→ EXERCISE INSTRUCTIONS: For the word "echo", return each line of the data in which it occurs.

DATASET ENTRIES: Begin

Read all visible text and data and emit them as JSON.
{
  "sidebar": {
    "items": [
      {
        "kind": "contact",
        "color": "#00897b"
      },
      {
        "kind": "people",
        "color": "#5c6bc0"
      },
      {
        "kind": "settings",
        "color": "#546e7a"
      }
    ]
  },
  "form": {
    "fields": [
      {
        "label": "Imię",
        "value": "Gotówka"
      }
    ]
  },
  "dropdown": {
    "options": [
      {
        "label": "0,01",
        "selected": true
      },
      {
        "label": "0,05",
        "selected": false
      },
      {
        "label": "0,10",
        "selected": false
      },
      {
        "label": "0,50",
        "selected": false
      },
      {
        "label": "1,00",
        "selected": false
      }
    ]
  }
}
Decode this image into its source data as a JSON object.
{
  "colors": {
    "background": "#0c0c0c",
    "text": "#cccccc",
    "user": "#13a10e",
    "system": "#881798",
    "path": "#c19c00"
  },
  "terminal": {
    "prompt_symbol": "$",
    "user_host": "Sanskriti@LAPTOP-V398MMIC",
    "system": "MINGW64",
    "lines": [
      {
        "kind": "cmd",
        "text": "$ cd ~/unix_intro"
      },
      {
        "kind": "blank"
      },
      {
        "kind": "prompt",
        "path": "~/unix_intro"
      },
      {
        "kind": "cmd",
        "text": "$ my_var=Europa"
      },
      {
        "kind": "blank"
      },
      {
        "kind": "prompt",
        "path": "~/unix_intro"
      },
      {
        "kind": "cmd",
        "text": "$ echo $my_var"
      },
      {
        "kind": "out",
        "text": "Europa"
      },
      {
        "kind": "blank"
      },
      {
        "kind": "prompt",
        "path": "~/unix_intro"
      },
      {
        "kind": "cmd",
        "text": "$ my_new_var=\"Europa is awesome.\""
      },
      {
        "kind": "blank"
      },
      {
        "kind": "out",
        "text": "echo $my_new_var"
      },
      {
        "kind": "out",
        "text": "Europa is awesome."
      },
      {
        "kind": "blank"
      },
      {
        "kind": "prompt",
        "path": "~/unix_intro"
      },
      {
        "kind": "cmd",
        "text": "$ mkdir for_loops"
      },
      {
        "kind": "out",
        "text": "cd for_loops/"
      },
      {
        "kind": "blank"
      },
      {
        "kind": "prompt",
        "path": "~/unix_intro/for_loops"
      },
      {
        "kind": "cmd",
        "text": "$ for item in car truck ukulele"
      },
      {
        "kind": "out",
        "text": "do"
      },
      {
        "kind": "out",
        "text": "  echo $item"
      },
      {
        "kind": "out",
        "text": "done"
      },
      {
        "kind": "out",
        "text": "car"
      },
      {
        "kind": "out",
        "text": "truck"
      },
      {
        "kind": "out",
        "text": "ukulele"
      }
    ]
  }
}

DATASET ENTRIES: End

→ ANSWER TO THIS TASK:
        "text": "$ echo $my_var"
        "text": "echo $my_new_var"
        "text": "  echo $item"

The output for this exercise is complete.